* _Your instructions_: The full set of entries below, restated word for word and stripped of images, is the expected result.

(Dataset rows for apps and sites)

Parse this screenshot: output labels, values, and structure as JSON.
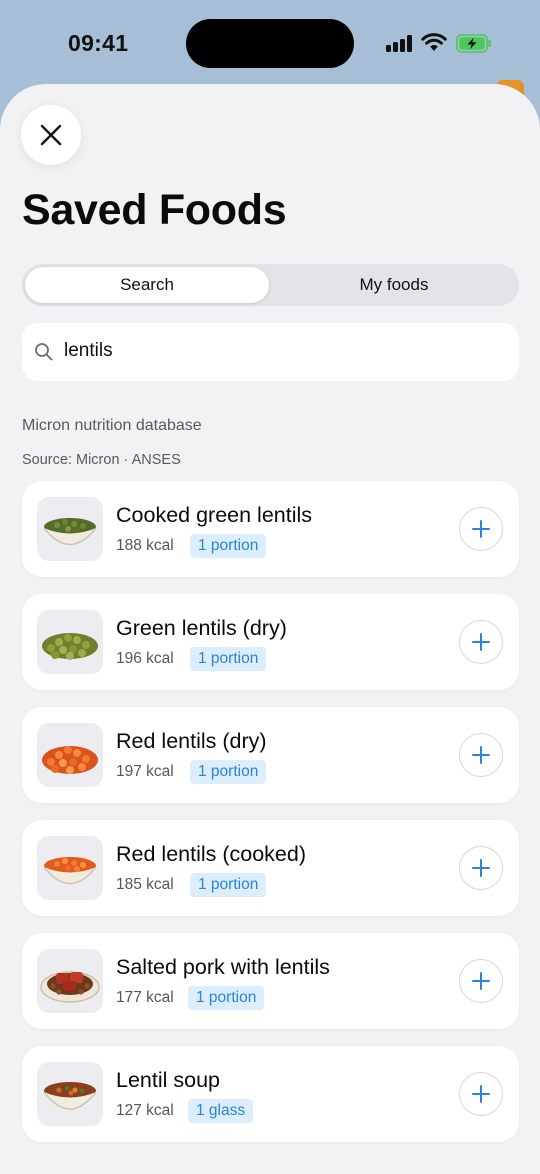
{
  "status": {
    "time": "09:41"
  },
  "header": {
    "title": "Saved Foods",
    "close_icon": "close-icon"
  },
  "segments": [
    {
      "label": "Search",
      "selected": true
    },
    {
      "label": "My foods",
      "selected": false
    }
  ],
  "search": {
    "value": "lentils",
    "icon": "search-icon"
  },
  "database": {
    "label": "Micron nutrition database",
    "source": "Source: Micron · ANSES"
  },
  "foods": [
    {
      "name": "Cooked green lentils",
      "kcal": "188 kcal",
      "portion": "1 portion",
      "icon": "green-lentils-bowl-icon"
    },
    {
      "name": "Green lentils (dry)",
      "kcal": "196 kcal",
      "portion": "1 portion",
      "icon": "green-lentils-pile-icon"
    },
    {
      "name": "Red lentils (dry)",
      "kcal": "197 kcal",
      "portion": "1 portion",
      "icon": "red-lentils-pile-icon"
    },
    {
      "name": "Red lentils (cooked)",
      "kcal": "185 kcal",
      "portion": "1 portion",
      "icon": "red-lentils-bowl-icon"
    },
    {
      "name": "Salted pork with lentils",
      "kcal": "177 kcal",
      "portion": "1 portion",
      "icon": "pork-lentils-plate-icon"
    },
    {
      "name": "Lentil soup",
      "kcal": "127 kcal",
      "portion": "1 glass",
      "icon": "lentil-soup-bowl-icon"
    }
  ],
  "colors": {
    "accent": "#2b84d9",
    "portion_bg": "#dceefe",
    "sheet_bg": "#f2f2f5",
    "backdrop": "#a7bfd6"
  }
}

* _Answer to this task_:
Parse this screenshot: output labels, values, and structure as JSON.
{
  "status": {
    "time": "09:41"
  },
  "header": {
    "title": "Saved Foods",
    "close_icon": "close-icon"
  },
  "segments": [
    {
      "label": "Search",
      "selected": true
    },
    {
      "label": "My foods",
      "selected": false
    }
  ],
  "search": {
    "value": "lentils",
    "icon": "search-icon"
  },
  "database": {
    "label": "Micron nutrition database",
    "source": "Source: Micron · ANSES"
  },
  "foods": [
    {
      "name": "Cooked green lentils",
      "kcal": "188 kcal",
      "portion": "1 portion",
      "icon": "green-lentils-bowl-icon"
    },
    {
      "name": "Green lentils (dry)",
      "kcal": "196 kcal",
      "portion": "1 portion",
      "icon": "green-lentils-pile-icon"
    },
    {
      "name": "Red lentils (dry)",
      "kcal": "197 kcal",
      "portion": "1 portion",
      "icon": "red-lentils-pile-icon"
    },
    {
      "name": "Red lentils (cooked)",
      "kcal": "185 kcal",
      "portion": "1 portion",
      "icon": "red-lentils-bowl-icon"
    },
    {
      "name": "Salted pork with lentils",
      "kcal": "177 kcal",
      "portion": "1 portion",
      "icon": "pork-lentils-plate-icon"
    },
    {
      "name": "Lentil soup",
      "kcal": "127 kcal",
      "portion": "1 glass",
      "icon": "lentil-soup-bowl-icon"
    }
  ],
  "colors": {
    "accent": "#2b84d9",
    "portion_bg": "#dceefe",
    "sheet_bg": "#f2f2f5",
    "backdrop": "#a7bfd6"
  }
}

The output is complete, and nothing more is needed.